╭──

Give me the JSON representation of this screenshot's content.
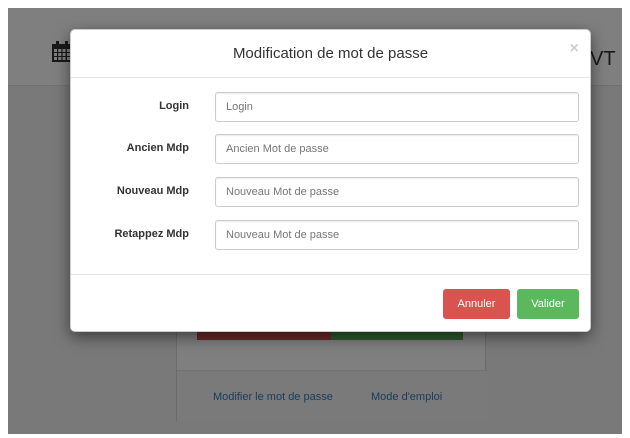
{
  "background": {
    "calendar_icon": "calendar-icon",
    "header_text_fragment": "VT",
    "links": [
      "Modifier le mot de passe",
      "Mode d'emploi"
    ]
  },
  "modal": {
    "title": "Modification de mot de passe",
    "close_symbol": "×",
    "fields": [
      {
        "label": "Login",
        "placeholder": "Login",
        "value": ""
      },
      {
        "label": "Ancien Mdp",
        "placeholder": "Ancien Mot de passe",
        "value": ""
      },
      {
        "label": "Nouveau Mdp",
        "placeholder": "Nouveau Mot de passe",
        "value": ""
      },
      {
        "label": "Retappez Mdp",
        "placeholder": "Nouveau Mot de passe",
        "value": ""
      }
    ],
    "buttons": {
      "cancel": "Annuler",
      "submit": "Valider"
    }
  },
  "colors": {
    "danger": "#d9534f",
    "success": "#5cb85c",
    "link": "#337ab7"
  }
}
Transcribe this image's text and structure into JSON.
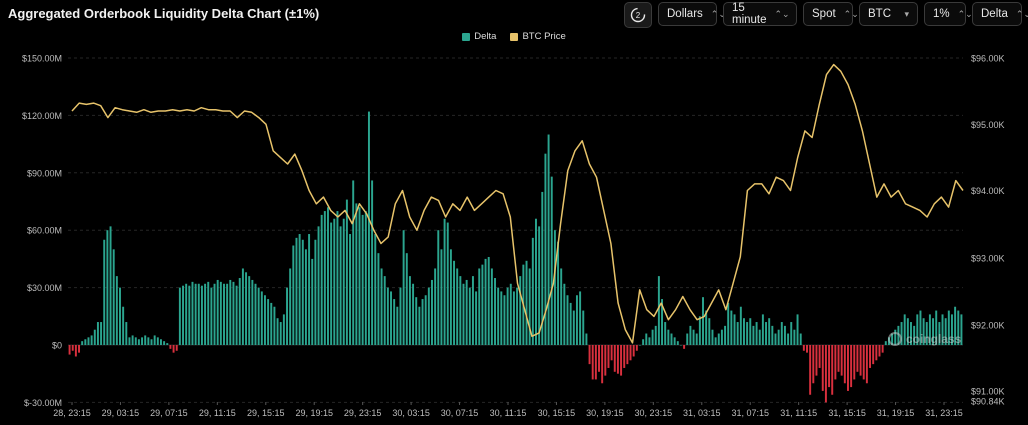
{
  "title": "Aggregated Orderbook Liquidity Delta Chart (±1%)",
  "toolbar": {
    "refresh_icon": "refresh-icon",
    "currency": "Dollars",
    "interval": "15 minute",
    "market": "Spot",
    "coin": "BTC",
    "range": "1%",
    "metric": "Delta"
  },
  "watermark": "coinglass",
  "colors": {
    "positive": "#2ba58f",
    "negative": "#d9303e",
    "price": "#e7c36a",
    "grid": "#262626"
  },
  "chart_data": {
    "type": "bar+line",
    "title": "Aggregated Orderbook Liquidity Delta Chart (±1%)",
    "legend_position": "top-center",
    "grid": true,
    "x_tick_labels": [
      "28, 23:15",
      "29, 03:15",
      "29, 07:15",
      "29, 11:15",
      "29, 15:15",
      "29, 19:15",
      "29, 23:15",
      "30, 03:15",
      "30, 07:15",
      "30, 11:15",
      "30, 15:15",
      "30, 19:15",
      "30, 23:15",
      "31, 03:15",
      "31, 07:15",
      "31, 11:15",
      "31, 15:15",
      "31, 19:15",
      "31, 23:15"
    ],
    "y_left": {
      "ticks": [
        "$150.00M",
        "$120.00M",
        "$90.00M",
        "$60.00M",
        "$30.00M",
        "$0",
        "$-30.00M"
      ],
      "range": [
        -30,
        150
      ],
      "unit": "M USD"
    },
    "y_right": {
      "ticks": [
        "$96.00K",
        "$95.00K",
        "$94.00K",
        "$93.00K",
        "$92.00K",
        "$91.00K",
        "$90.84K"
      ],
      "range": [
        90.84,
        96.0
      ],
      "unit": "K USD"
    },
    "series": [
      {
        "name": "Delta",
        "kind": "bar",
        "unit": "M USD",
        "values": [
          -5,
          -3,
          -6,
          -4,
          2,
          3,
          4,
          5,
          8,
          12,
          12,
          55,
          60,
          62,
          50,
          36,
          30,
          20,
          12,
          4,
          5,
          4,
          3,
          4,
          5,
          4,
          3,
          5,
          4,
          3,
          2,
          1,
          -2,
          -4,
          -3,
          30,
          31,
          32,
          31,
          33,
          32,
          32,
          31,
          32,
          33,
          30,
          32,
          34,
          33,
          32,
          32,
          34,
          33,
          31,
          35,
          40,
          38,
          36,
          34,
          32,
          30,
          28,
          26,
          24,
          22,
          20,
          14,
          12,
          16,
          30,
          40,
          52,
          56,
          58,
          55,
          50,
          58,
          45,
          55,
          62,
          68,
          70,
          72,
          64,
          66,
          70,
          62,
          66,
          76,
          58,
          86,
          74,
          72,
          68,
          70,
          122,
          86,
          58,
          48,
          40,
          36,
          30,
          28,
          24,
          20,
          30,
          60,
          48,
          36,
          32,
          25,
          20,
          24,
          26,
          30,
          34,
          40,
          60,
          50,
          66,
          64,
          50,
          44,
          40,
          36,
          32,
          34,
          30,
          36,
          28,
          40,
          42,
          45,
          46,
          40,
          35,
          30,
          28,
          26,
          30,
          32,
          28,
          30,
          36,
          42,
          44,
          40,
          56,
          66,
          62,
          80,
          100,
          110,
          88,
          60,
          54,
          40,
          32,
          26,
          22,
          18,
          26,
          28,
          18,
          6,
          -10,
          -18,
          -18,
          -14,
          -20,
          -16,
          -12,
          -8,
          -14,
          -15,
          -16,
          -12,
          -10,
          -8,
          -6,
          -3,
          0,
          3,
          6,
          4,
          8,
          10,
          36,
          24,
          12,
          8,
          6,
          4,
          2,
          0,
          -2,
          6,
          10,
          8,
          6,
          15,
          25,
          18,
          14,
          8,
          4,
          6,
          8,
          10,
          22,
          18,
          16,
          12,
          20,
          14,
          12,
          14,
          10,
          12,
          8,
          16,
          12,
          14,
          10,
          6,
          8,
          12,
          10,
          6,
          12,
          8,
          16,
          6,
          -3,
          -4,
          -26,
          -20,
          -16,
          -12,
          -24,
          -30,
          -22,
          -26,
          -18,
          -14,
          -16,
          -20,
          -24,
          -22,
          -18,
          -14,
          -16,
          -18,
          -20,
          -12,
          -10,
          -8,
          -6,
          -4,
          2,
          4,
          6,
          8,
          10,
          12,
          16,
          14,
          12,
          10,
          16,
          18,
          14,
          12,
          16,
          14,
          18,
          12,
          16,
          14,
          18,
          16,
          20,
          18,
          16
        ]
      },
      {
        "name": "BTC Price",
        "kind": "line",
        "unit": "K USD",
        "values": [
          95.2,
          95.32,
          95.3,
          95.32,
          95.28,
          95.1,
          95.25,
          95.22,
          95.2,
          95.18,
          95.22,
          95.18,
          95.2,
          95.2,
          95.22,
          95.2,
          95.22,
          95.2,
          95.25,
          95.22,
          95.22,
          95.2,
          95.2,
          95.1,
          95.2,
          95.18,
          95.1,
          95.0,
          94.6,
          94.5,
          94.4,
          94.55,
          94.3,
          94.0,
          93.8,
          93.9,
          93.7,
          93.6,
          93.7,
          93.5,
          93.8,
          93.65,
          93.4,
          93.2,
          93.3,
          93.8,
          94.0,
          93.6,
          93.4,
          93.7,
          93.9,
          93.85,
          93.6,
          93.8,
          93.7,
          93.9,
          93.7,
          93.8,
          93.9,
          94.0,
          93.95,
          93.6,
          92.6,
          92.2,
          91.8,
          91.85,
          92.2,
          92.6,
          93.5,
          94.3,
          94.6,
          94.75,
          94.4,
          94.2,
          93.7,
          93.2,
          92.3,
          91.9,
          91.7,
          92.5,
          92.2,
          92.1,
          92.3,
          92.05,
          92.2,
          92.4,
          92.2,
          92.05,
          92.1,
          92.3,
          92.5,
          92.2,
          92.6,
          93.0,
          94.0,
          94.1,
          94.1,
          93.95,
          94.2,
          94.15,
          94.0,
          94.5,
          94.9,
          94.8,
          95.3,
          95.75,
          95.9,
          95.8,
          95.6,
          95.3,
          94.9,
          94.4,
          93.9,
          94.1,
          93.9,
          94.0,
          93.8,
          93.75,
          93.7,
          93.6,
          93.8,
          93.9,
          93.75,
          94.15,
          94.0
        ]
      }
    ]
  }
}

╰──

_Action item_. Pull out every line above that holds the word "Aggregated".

_Answer space_.
  "title": "Aggregated Orderbook Liquidity Delta Chart (±1%)",
    "title": "Aggregated Orderbook Liquidity Delta Chart (±1%)",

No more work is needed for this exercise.